• [WHAT NEEDS TO BE DONE]: Keep each line of the material that includes "this", and leave out the rest.

SOURCE RECORDS Block Start

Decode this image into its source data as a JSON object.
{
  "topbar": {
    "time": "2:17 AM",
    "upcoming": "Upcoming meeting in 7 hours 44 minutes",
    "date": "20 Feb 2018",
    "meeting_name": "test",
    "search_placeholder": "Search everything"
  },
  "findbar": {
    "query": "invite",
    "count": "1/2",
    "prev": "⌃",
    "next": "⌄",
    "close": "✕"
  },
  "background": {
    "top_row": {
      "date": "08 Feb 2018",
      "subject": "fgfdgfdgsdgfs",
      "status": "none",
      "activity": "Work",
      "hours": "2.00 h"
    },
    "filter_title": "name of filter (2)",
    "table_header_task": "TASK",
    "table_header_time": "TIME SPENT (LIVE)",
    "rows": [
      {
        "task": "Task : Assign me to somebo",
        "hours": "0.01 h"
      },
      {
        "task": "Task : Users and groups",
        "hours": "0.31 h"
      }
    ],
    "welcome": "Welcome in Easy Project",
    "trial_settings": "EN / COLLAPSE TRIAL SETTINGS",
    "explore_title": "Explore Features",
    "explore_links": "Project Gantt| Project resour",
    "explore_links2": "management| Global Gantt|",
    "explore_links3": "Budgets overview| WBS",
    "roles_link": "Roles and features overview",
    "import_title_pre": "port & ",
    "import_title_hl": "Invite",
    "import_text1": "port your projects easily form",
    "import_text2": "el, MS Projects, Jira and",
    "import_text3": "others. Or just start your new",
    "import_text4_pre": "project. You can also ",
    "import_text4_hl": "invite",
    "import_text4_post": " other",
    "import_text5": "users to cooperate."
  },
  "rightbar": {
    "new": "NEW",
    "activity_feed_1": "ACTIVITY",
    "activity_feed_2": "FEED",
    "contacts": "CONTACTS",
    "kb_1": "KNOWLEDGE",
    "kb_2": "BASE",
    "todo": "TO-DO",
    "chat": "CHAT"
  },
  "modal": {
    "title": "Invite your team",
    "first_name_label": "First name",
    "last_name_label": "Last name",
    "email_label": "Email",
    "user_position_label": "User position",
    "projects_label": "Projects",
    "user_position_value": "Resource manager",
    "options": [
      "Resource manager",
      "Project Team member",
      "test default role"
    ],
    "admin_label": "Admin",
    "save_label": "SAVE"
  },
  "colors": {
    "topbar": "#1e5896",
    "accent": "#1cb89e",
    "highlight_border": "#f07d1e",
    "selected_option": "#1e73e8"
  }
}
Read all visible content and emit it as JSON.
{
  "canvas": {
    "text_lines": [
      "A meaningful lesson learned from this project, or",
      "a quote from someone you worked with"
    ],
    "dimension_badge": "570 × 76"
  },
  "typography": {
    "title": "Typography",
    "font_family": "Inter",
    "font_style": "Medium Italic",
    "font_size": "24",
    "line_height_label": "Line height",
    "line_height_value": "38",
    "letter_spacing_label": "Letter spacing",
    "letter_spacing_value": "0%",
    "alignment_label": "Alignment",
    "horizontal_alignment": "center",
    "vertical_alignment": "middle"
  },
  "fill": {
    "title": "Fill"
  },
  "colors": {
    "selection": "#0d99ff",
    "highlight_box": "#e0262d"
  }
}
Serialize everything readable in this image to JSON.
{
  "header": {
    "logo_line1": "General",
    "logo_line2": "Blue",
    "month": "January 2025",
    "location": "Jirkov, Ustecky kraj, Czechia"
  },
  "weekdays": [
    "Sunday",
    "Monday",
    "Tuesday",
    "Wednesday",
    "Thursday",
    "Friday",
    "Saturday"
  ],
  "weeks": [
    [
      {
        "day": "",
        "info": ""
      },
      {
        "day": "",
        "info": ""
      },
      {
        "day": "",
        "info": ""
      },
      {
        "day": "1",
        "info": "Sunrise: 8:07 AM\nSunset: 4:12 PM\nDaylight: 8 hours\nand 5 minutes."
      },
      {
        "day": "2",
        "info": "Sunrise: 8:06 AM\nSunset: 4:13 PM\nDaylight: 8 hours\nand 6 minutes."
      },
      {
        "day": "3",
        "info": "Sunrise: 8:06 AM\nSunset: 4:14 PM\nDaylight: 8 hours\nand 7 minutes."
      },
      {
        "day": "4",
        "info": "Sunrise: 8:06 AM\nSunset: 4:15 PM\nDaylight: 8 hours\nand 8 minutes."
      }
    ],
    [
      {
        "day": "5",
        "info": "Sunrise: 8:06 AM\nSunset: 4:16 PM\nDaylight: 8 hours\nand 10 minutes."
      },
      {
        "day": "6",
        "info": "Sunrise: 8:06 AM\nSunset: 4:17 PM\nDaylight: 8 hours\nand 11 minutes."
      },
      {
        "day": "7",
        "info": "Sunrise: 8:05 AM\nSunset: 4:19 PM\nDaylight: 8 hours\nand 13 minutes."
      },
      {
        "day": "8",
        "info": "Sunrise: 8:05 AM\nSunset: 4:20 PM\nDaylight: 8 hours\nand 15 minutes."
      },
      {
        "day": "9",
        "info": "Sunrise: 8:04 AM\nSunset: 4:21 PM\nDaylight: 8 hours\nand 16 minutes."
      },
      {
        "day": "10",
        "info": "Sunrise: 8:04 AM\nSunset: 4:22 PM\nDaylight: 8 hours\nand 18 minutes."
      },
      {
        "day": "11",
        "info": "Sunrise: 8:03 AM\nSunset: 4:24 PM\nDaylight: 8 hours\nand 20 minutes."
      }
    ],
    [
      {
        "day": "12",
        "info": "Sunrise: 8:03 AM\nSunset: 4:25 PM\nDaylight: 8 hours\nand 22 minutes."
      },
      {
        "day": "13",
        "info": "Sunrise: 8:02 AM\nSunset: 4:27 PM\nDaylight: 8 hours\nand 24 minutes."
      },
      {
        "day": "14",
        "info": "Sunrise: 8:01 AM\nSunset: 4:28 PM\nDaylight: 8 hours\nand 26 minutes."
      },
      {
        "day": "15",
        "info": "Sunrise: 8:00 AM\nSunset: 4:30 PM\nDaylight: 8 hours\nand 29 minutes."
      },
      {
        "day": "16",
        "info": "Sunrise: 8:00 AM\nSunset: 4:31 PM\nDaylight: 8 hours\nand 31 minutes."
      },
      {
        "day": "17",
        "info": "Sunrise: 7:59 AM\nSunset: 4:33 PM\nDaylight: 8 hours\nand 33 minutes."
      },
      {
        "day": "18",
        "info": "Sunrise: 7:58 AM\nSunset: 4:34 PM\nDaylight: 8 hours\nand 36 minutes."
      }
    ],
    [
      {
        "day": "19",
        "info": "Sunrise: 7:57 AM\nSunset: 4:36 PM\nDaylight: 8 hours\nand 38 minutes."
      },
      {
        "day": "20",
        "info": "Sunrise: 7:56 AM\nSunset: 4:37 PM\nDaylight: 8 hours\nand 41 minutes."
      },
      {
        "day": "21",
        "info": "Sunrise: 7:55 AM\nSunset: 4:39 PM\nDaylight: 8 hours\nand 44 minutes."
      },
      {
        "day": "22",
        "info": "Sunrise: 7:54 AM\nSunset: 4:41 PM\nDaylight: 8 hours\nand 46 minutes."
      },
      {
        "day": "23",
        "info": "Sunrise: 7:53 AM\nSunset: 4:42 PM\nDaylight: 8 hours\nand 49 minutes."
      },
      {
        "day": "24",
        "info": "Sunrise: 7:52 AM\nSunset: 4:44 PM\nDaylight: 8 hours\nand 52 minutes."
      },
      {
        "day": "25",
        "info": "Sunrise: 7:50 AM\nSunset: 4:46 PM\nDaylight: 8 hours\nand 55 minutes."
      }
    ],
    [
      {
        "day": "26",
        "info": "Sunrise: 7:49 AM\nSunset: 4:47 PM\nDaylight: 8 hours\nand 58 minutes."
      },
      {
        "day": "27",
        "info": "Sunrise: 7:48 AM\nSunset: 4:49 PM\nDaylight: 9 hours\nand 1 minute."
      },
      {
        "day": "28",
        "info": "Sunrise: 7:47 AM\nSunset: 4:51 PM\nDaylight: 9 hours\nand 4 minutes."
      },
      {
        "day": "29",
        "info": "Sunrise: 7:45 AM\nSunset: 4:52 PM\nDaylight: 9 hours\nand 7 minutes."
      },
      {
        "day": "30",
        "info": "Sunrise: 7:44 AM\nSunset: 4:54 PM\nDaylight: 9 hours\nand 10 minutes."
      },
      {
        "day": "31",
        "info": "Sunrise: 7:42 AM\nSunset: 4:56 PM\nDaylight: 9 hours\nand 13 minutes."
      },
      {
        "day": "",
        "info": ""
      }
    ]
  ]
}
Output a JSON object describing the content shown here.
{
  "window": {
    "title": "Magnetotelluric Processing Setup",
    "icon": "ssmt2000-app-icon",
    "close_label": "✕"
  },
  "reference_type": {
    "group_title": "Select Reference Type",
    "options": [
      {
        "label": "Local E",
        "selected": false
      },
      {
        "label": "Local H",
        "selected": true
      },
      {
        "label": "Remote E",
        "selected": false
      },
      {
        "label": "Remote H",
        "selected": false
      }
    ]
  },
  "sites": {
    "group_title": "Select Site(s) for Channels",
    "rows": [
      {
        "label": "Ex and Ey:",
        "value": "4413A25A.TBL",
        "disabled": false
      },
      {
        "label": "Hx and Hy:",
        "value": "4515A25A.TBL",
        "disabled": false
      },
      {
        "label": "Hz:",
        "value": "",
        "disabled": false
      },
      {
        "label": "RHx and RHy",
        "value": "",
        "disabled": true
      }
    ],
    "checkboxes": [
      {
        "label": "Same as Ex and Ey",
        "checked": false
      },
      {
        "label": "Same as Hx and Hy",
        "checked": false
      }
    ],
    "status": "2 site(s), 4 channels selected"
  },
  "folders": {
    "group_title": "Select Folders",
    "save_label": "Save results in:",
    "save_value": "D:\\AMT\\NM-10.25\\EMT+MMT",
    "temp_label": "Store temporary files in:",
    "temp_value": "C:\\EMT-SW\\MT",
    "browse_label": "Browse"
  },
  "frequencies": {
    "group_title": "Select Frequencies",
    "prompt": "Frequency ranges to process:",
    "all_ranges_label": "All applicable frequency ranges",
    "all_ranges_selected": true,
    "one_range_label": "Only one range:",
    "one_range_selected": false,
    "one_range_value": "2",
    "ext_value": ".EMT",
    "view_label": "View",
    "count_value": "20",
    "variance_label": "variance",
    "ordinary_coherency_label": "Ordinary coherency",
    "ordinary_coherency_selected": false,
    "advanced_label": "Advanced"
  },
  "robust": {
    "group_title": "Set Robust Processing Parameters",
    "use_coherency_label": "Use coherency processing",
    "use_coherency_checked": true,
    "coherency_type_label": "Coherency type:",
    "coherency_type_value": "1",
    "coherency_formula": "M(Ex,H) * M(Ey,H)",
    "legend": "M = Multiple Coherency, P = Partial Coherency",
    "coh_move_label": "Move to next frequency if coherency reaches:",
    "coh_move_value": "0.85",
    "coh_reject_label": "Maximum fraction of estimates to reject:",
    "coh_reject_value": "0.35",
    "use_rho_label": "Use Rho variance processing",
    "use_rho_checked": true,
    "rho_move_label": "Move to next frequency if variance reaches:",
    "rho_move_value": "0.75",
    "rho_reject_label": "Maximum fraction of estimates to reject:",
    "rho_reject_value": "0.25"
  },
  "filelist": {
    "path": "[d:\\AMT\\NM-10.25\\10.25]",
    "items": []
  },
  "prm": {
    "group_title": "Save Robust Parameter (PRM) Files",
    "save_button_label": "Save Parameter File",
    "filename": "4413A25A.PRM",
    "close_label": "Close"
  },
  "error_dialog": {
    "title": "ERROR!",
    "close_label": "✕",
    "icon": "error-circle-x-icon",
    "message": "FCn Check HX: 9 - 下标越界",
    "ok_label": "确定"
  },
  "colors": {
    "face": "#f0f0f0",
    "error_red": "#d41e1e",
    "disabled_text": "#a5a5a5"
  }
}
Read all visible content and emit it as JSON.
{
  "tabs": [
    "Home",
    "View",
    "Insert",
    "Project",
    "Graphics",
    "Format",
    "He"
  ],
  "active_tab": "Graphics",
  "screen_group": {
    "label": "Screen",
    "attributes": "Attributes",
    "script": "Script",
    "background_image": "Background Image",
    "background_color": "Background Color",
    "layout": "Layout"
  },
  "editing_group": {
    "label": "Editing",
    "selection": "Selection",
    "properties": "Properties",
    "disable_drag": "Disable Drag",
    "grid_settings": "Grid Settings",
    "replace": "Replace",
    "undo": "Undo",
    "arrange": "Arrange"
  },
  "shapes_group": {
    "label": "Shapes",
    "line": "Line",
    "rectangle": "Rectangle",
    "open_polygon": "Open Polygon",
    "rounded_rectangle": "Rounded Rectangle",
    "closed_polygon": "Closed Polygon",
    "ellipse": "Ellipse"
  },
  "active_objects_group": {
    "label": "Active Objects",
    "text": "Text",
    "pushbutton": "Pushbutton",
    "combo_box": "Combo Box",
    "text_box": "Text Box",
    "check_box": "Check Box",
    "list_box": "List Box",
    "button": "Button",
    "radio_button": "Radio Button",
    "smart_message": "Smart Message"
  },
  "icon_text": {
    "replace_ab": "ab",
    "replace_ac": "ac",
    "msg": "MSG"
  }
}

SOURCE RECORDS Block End

• [WRITTEN RESPONSE]:
Decode this image into its source data as a JSON object.
      "A meaningful lesson learned from this project, or",
Serialize everything readable in this image to JSON.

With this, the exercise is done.